It is equivalent to adding springs between atom pairs. During refinement interatomic distances are not changed very much. If all pairs would be used and weights would be very large then it would be equivalent to rigid body refinement.
It could be called “implicit normal modes”, “soft” body or “jelly” body refinement.
TLS2
TLS1
loop
If there are two densities of distributions – p(x) and q(x) then symmetrised KullbackLeibler divergence between them is defined (it is distance between distributions)

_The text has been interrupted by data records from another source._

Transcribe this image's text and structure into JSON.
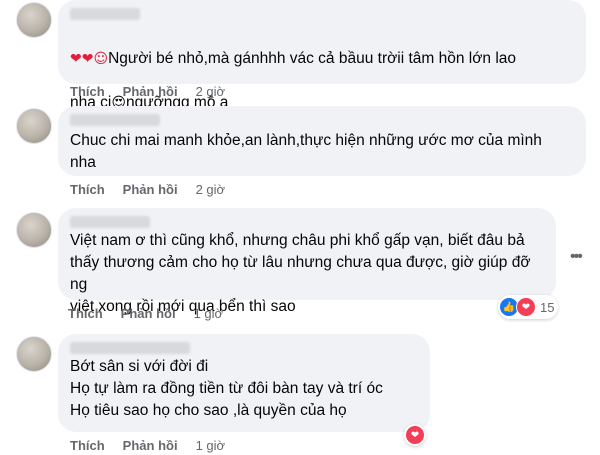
{
  "comments": [
    {
      "line1": "Người bé nhỏ,mà gánhhh vác cả bầuu trờii tâm hồn lớn lao",
      "line2_a": "nha cị",
      "line2_b": "ngưỡngg mộ ạ",
      "like": "Thích",
      "reply": "Phản hồi",
      "time": "2 giờ",
      "emoji_prefix": "❤❤☺",
      "emoji_mid": "😍"
    },
    {
      "text": "Chuc chi mai manh khỏe,an lành,thực hiện những ước mơ của mình\nnha",
      "like": "Thích",
      "reply": "Phản hồi",
      "time": "2 giờ"
    },
    {
      "text": "Việt nam ơ thì cũng khổ, nhưng châu phi khổ gấp vạn, biết đâu bả\nthấy thương cảm cho họ từ lâu nhưng chưa qua được, giờ giúp đỡ ng\nviệt xong rồi mới qua bển thì sao",
      "like": "Thích",
      "reply": "Phản hồi",
      "time": "1 giờ",
      "reaction_count": "15"
    },
    {
      "text": "Bớt sân si với đời đi\nHọ tự làm ra đồng tiền từ đôi bàn tay và trí óc\nHọ tiêu sao họ cho sao ,là quyền của họ",
      "like": "Thích",
      "reply": "Phản hồi",
      "time": "1 giờ"
    }
  ],
  "icons": {
    "more": "more-options-icon",
    "like": "like-reaction-icon",
    "love": "love-reaction-icon"
  },
  "colors": {
    "bubble": "#f0f2f5",
    "meta": "#65676b",
    "love": "#f33e58",
    "like": "#1877f2"
  }
}
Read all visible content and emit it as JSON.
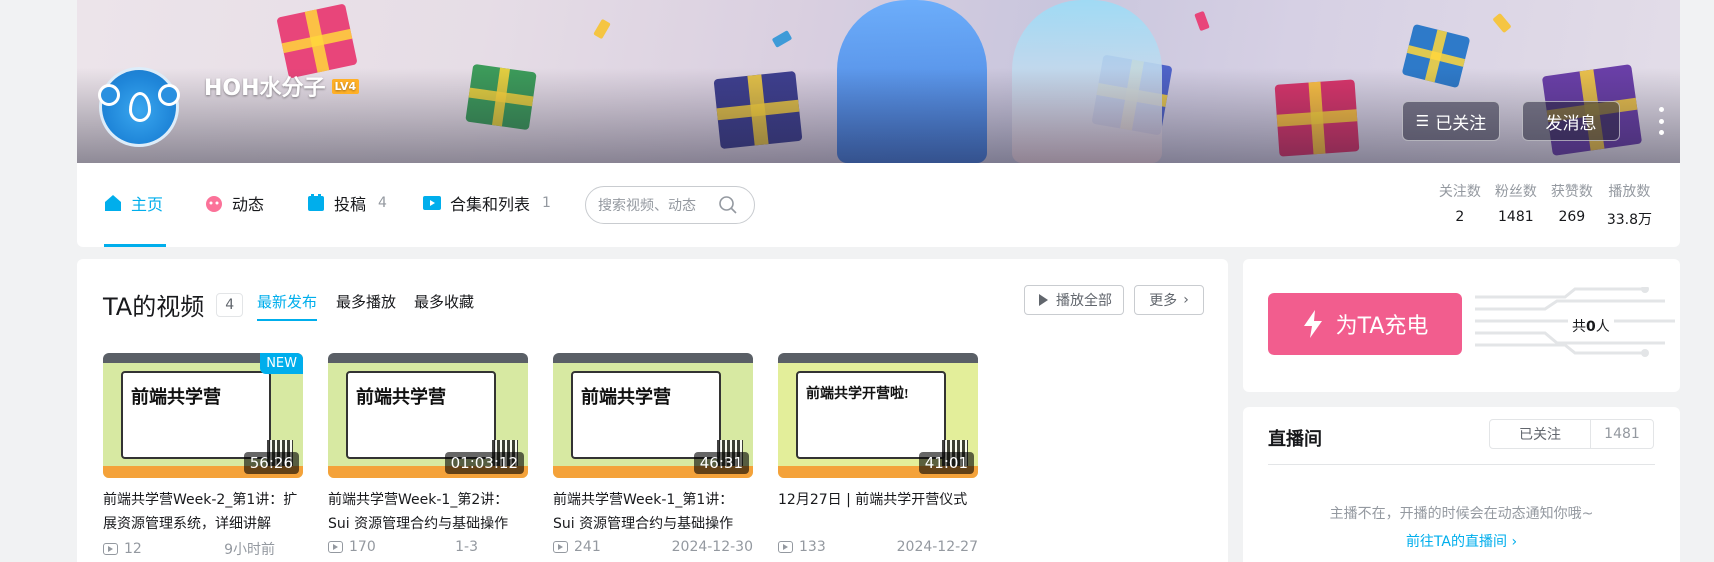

If both distributions are Gaussian with the same mean values and U1 and U2 variances then this distance becomes:
And for isotropic case it becomes
Restraints for bonded pairs have more weights more than for nonbonded pairs. For nonbonded atoms weights depend on the distance between atoms.
This type of restraint is also applied for rigid bond restraints in anisotropic refinement
Rfactors vs cycle
Black – simple refinement
Red – Global NCS
Blue – Local NCS
Green – “Jelly” body
Solid lines – Rfactor
Dashed lines  Rfree
Rfactors vs cycle
Black – Simple refinement
Red – External restraints
Blue – “Jelly” body
Solid lines – Rfactor
Dashed lines  Rfree
Rfactors vs cycle
Black – Simple refinement
Red – External restraints
Blue – “Jelly” + local NCS
Solid lines – Rfactor
Dashed lines  Rfree
We want to observe estimator functions are used ρ0(x) but we observe ρ(x). These two entities are related:
If Kis known, calculate ρ0. In general problem is easy: Discretise and solve the linear equation. However these problems are illposed (small perturbation in the input causes large deviation in the output). In practice: by sharpening signal as well as noise are amplified.
Regularisation may help:
L is related with regularisation function. For L2 norm (value of ρ should be small) L is identity and for Sobolev norm (ρ should be smooth) of first order it is Laplace operators
MAP SHARPENING: INVERSE PROBLEMIn general K is effect of such terms as TLS or smoothly varying blurring function.
Noises in electron density: series termination, errors in phases and noises in experimental data.
Very simple case: K is overall B value. Then the problem is solved using FFT: Fourier transform of Gaussian is Gaussian, Fourier transform of Laplace operator is square length of the reciprocal space vector.
MAP SHARPENING: INVERSE PROBLEMOne way of selecting regularisation parameter: Minimise predicted error.
Where Aα=K Kα
If we restore unobserved data with their expected values Fe then the last term would be replaced by
Restoring seems to give less predictive error (problem of bias towards error in phases remains)
“Best” regularisation parameter is that that minimises PE.
MAP SHARPENING: INVERSE PROBLEMREGULARISATION PARAMETER.Original predicted error.
No sharpening
Top left and bottom:
After local NCS refinement
Sharpening, median B
α optimised
Sharpening, median B
α 0
MAP SHARPENING: 2R6C, 4Å RESOLUTIONSAD refinement available from version 5.5
SIRAS refinement available from version 5.6
New and complete dictionary available from version 5.6
Improved mask solvent available from version 5.6
Jligand for ligand dictionary and link description
Electron density calculation: Bayesian filters
How to combine two conflicting ideas: Sharpen electron density to have “better” defined atoms and integrate over errors to smoothen the electron density thus reduce noise
Local TLS restraints: Needs to be tested
Restraints on secondary structures and other internal patterns
Reticular twin: Almost there
Radiation damage
Error estimation
YorkLeiden
Alexei Vagin Pavol Skubak
Andrey Lebedev Raj Pannu
Rob Nocholls
Fei Long
CCP4, YSBL people
REFMAC is available from CCP4 or from York’s ftp site:
www.ysbl.york.ac.uk/refmac/latest_refmac.html
This and other presentations can be found on:
www.ysbl.york.ac.uk/refmac/Presentations/